▶ Problem to work on: All of the entries below are to be retyped exactly.

▶ Supplied records:

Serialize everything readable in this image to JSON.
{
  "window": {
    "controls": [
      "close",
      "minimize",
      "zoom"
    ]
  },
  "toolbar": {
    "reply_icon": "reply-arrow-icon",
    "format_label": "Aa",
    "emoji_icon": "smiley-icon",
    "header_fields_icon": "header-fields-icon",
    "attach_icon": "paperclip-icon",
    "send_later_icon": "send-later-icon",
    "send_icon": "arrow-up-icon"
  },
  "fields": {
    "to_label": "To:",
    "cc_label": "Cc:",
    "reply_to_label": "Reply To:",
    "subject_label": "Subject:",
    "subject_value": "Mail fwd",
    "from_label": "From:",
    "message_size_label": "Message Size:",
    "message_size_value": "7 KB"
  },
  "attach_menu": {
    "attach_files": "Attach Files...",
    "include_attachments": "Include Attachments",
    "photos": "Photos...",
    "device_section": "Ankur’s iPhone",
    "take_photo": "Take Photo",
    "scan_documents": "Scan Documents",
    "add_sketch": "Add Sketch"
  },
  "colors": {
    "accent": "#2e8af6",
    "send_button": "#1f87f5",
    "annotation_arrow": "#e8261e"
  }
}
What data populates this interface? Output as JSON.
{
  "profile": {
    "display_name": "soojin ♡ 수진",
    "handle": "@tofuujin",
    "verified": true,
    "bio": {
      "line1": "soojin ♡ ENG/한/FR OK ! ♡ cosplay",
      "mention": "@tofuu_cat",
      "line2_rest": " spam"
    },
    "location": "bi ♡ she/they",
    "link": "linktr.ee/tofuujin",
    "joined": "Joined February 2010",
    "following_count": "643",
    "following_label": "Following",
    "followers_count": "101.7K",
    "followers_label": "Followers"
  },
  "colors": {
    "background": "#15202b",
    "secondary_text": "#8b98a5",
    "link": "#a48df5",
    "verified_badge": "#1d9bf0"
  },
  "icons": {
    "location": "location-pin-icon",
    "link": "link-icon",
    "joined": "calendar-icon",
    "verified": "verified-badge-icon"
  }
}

▶ Exercise solution:
Serialize everything readable in this image to JSON.
{
  "window": {
    "controls": [
      "close",
      "minimize",
      "zoom"
    ]
  },
  "toolbar": {
    "reply_icon": "reply-arrow-icon",
    "format_label": "Aa",
    "emoji_icon": "smiley-icon",
    "header_fields_icon": "header-fields-icon",
    "attach_icon": "paperclip-icon",
    "send_later_icon": "send-later-icon",
    "send_icon": "arrow-up-icon"
  },
  "fields": {
    "to_label": "To:",
    "cc_label": "Cc:",
    "reply_to_label": "Reply To:",
    "subject_label": "Subject:",
    "subject_value": "Mail fwd",
    "from_label": "From:",
    "message_size_label": "Message Size:",
    "message_size_value": "7 KB"
  },
  "attach_menu": {
    "attach_files": "Attach Files...",
    "include_attachments": "Include Attachments",
    "photos": "Photos...",
    "device_section": "Ankur’s iPhone",
    "take_photo": "Take Photo",
    "scan_documents": "Scan Documents",
    "add_sketch": "Add Sketch"
  },
  "colors": {
    "accent": "#2e8af6",
    "send_button": "#1f87f5",
    "annotation_arrow": "#e8261e"
  }
}
What data populates this interface? Output as JSON.
{
  "profile": {
    "display_name": "soojin ♡ 수진",
    "handle": "@tofuujin",
    "verified": true,
    "bio": {
      "line1": "soojin ♡ ENG/한/FR OK ! ♡ cosplay",
      "mention": "@tofuu_cat",
      "line2_rest": " spam"
    },
    "location": "bi ♡ she/they",
    "link": "linktr.ee/tofuujin",
    "joined": "Joined February 2010",
    "following_count": "643",
    "following_label": "Following",
    "followers_count": "101.7K",
    "followers_label": "Followers"
  },
  "colors": {
    "background": "#15202b",
    "secondary_text": "#8b98a5",
    "link": "#a48df5",
    "verified_badge": "#1d9bf0"
  },
  "icons": {
    "location": "location-pin-icon",
    "link": "link-icon",
    "joined": "calendar-icon",
    "verified": "verified-badge-icon"
  }
}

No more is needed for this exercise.